● INPUT DATA
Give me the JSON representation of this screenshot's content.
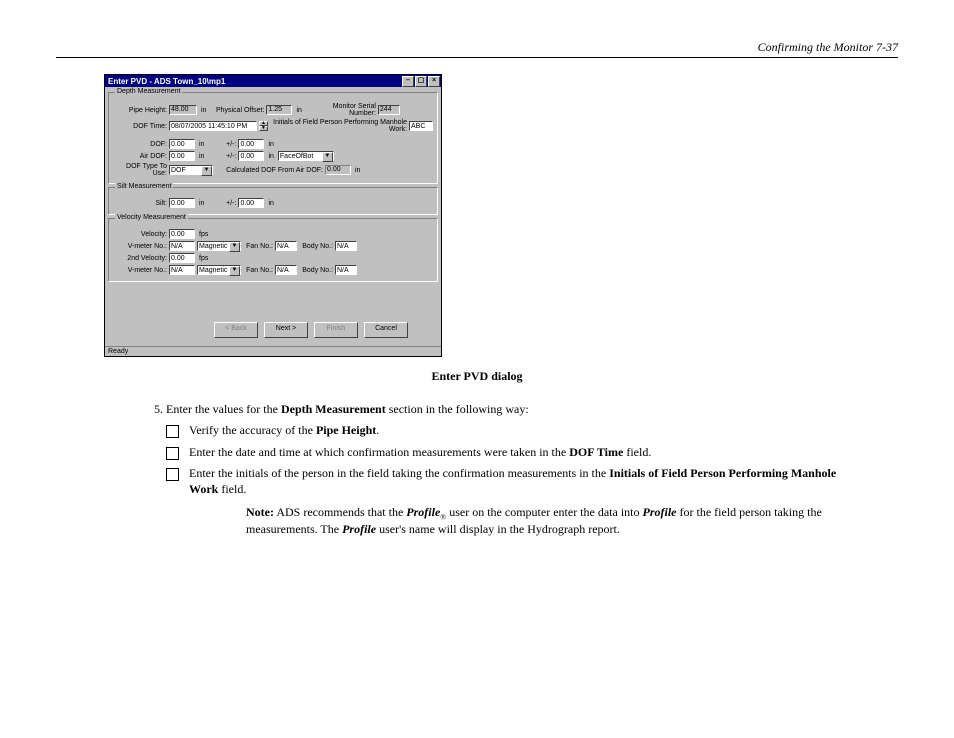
{
  "header": {
    "left": "",
    "right": "Confirming the Monitor   7-37"
  },
  "window": {
    "title": "Enter PVD - ADS Town_10\\mp1",
    "groups": {
      "depth": {
        "legend": "Depth Measurement",
        "pipe_height_label": "Pipe Height:",
        "pipe_height": "48.00",
        "physical_offset_label": "Physical Offset:",
        "physical_offset": "1.25",
        "serial_label": "Monitor Serial Number:",
        "serial": "244",
        "dof_time_label": "DOF Time:",
        "dof_time": "08/07/2005 11:45:10 PM",
        "initials_label": "Initials of Field Person Performing Manhole Work:",
        "initials": "ABC",
        "dof_label": "DOF:",
        "dof": "0.00",
        "dof_pm": "0.00",
        "airdof_label": "Air DOF:",
        "airdof": "0.00",
        "airdof_pm": "0.00",
        "airdof_ref": "FaceOfBot",
        "doftype_label": "DOF Type To Use:",
        "doftype": "DOF",
        "calc_label": "Calculated DOF From Air DOF:",
        "calc": "0.00"
      },
      "silt": {
        "legend": "Silt Measurement",
        "silt_label": "Silt:",
        "silt": "0.00",
        "silt_pm": "0.00"
      },
      "vel": {
        "legend": "Velocity Measurement",
        "velocity_label": "Velocity:",
        "velocity": "0.00",
        "vmeter_label": "V-meter No.:",
        "vmeter1": "N/A",
        "vmeter1_type": "Magnetic",
        "fan_label": "Fan No.:",
        "fan1": "N/A",
        "body_label": "Body No.:",
        "body1": "N/A",
        "velocity2_label": "2nd Velocity:",
        "velocity2": "0.00",
        "vmeter2": "N/A",
        "vmeter2_type": "Magnetic",
        "fan2": "N/A",
        "body2": "N/A",
        "unit_fps": "fps"
      }
    },
    "buttons": {
      "back": "< Back",
      "next": "Next >",
      "finish": "Finish",
      "cancel": "Cancel"
    },
    "status": "Ready",
    "unit_in": "in",
    "plus_minus": "+/-:"
  },
  "caption": "Enter PVD dialog",
  "steps": {
    "n5": {
      "intro_1": "Enter the values for the ",
      "intro_b": "Depth Measurement",
      "intro_2": " section in the following way:",
      "cb1_1": "Verify the accuracy of the ",
      "cb1_b": "Pipe Height",
      "cb1_2": ".",
      "cb2_1": "Enter the date and time at which confirmation measurements were taken in the ",
      "cb2_b": "DOF Time",
      "cb2_2": " field.",
      "cb3_1": "Enter the initials of the person in the field taking the confirmation measurements in the ",
      "cb3_b": "Initials of Field Person Performing Manhole Work",
      "cb3_2": " field.",
      "note_b": "Note:",
      "note_1": " ADS recommends that the ",
      "note_i": "Profile",
      "note_2": " user on the computer enter the data into ",
      "note_i2": "Profile",
      "note_3": " for the field person taking the measurements.  The ",
      "note_i3": "Profile",
      "note_4": " user's name will display in the Hydrograph report."
    }
  },
  "glyph": {
    "up": "▲",
    "down": "▼",
    "close": "×",
    "min": "–"
  }
}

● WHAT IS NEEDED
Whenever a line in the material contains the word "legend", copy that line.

● RESPONSE
        "legend": "Depth Measurement",
        "legend": "Silt Measurement",
        "legend": "Velocity Measurement",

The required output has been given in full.